Input records:
= = = = = = =

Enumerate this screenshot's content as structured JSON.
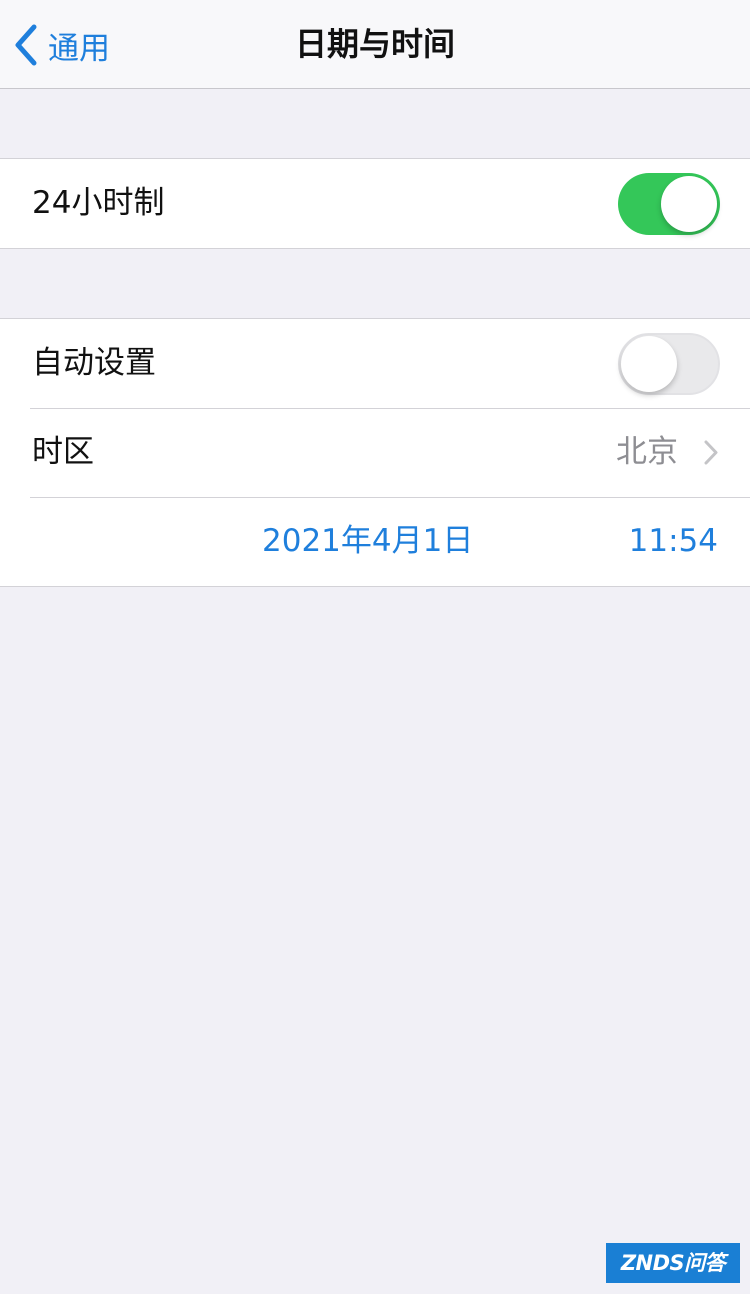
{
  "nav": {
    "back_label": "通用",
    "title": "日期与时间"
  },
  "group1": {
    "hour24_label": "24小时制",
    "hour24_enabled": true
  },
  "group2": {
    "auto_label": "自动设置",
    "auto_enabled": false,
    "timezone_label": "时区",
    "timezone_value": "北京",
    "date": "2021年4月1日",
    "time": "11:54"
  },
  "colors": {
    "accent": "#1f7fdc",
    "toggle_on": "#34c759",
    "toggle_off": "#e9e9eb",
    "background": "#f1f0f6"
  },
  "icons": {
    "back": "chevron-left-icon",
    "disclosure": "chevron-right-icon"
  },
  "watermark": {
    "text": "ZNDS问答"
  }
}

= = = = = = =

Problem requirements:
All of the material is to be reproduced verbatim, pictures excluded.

Response:
Enumerate this screenshot's content as structured JSON.
{
  "nav": {
    "back_label": "通用",
    "title": "日期与时间"
  },
  "group1": {
    "hour24_label": "24小时制",
    "hour24_enabled": true
  },
  "group2": {
    "auto_label": "自动设置",
    "auto_enabled": false,
    "timezone_label": "时区",
    "timezone_value": "北京",
    "date": "2021年4月1日",
    "time": "11:54"
  },
  "colors": {
    "accent": "#1f7fdc",
    "toggle_on": "#34c759",
    "toggle_off": "#e9e9eb",
    "background": "#f1f0f6"
  },
  "icons": {
    "back": "chevron-left-icon",
    "disclosure": "chevron-right-icon"
  },
  "watermark": {
    "text": "ZNDS问答"
  }
}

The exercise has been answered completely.